What I Know About Finding The One
When I was a kid, Saturday morning television featured a phone-in game. Having answered a multiple choice question, a lucky caller would be shown the fi rst of the potential prizes. It would start off small, say with a packet of Nik Naks, which the kid could take or gamble. The latter would see the prize replaced with something better; a roller racer, perhaps, or a ideo. The quality of prize would rise with each gamble through swing balls and walkmen until, finally, there would be a treat of such allure that it was impossible to conceive of an improvement, most often that most desirable of 80s offerings: the electric drum kit. Beyond that, the prizes returned to the lowest of standards and would not improve again. The trick was to keep gambling until the prize could get no better. Occasionally some greedy 12 year-old fool would overshoot the mark, lose out on the drum kit and end up with a bum bag. But what I remember most is that few callers ever came close to the prizes’ apex. Most would become so beset with fear of losing their modest gains, that they lost all perspective and settled for a reward of such pedestrian appeal that even the presenters would egg them on (‘you’re sure you want to stick with the Tiddlywinks, Kyle?’). ‘There’s an interesting life lesson,’ I thought, finding the reticence of my peers to take the slight risk to improve their happiness both sad and embarrassing.
The lesson has stayed with me, mostly in the sphere of relationships, and manifested itself for most of my 20s in a refusal to settle for anything that resembles the formulaic relationships of the people around me. Some (by no means all) of my friends seemed so awestruck by the thought that another person could love them back, that they were happy to shack up with, if not the fi rst thing on offer, something around the fifth. Whether overawed by the coincidences of shared cultural currency (‘Oh my god! I loved Shawshank Redemption too!’) or the comfort of dull, mutual aspiration; too many of them seemed to give up and spend their lives beset with monotony, regret and, all too often, infidelity. But however powerful the disincentive provided by prosaic couples, little can nullify the fear you get when you are single that, rather than your top prize never arriving, it in fact passed some time ago, and you are now rooting around dance floors for some sort of commiseration prize.
We’ve all been there; boring your friends with your latest self-justification (‘I really think what I’ve needed all this time is someone that works in carpentry and Jason is just perfect!’), acting weird around the opposite sex at social events and contacting exes for ‘a catch up’ (read: hoping to find out you’re as lonely as me). Every so often you catch sight of yourself at a bar, talking about how you remember certain clothes the first time round and showing gap year students pictures of your nephews.

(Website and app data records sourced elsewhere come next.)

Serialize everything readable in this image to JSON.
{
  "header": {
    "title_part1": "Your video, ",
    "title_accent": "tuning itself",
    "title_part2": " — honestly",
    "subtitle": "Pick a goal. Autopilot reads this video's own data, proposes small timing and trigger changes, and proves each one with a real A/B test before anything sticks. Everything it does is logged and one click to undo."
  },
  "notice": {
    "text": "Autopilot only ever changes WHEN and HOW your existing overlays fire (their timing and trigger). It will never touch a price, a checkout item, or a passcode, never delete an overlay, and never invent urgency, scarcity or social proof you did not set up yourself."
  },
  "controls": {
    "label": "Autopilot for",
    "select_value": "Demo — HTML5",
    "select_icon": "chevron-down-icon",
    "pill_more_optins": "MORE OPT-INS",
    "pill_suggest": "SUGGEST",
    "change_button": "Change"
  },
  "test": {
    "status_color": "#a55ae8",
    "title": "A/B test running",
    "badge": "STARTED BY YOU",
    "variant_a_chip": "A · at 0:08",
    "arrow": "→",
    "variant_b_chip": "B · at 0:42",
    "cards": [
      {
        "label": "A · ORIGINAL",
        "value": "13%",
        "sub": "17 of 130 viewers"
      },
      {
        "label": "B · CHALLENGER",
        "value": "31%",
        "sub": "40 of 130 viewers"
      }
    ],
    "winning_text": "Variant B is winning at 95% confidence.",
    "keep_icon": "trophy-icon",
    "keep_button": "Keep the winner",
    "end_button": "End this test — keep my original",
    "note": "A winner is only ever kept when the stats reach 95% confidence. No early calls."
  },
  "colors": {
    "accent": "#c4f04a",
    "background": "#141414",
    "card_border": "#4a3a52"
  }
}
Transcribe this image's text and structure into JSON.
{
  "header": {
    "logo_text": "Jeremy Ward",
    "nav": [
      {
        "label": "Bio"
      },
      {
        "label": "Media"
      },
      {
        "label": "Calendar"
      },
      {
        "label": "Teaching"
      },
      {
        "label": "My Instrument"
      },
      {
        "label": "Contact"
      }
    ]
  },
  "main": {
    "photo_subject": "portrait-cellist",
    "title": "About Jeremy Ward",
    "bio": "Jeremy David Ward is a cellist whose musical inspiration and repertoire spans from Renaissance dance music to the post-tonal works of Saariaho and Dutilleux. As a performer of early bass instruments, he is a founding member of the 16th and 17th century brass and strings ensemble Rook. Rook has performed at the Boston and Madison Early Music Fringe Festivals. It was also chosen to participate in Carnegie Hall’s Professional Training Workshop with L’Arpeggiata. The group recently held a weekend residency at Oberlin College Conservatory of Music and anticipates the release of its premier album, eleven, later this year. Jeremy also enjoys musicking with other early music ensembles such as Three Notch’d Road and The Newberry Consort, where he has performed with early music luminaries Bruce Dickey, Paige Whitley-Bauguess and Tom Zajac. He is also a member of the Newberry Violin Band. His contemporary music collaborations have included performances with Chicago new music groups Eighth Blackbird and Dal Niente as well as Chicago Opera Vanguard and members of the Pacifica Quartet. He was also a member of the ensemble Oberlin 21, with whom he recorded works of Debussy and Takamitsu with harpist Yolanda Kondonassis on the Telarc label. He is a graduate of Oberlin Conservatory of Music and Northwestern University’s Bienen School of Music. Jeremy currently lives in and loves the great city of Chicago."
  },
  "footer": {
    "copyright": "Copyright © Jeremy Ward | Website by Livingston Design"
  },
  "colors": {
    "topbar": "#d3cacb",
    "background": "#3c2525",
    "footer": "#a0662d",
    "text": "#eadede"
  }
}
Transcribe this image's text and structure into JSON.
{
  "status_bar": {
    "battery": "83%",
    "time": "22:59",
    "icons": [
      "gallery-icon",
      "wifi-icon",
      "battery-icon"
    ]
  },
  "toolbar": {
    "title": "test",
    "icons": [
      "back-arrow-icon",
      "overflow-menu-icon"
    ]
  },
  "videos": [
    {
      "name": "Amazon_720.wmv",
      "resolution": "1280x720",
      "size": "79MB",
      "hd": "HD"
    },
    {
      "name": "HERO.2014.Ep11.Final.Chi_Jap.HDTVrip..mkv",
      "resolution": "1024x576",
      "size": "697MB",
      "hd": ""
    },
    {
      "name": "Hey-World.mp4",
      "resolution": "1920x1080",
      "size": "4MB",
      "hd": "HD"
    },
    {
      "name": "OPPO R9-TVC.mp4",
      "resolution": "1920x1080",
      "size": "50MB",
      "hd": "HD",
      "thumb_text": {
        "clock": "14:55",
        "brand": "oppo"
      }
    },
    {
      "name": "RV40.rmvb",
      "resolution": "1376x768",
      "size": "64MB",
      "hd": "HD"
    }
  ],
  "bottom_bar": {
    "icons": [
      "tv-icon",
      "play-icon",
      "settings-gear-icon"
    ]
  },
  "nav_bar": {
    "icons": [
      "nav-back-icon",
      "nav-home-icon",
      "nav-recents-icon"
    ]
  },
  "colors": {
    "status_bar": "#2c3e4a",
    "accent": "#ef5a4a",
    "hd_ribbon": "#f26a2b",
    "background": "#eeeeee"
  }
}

But for me, it was worth the anxiety to end up where I am now. In six months I will be married to the future Mrs. Williams, and friends often ask me how I knew Katie was ‘the one’. I’d expected to say that the girl I’d married was ‘the best choice’- the top prize in life’s great relationship phone-in. But with Katie, there was simply no choice about it. There was no comparison with other options or regrets that other futures would now stand out of reach. It just became unfathomable to me that my life would take any turn other than marrying Katie. In a sense, the decision that plagued my thoughts most keenly over the years in reality required no thought at all. The truth is, my relationship with Katie has challenged virtually everything I held to be true by offering a more loving, gentle and contented perspective; helping me to develop a more refined understanding of the world. I am now far less likely to see life as some grand competition; as a game to win, with the people around me representing rivals to beat, setting standards to exceed or leading lives to judge. Katie has taught me a message that was articulated hundreds of years before young lads started taking wisdom from 1980s children’s TV: to thine own self be true. My only regret, really, is that this angelic woman was not around earlier to help me understand this message. I could have saved myself a lot of time spent in nightclubs and a lot of effort worrying about ending up either alone or with the wrong person. Contentment is not found in the fulfillment of criteria or taking pleasure in succeeding where others have failed. It’s found in being at ease with the world around you, building happiness on firmer foundations and allowing the anxiety that over-analysis, enviousness and insecurity can create to wither away. Mind you, that’s easy for me to say. I ended up with the drum kit.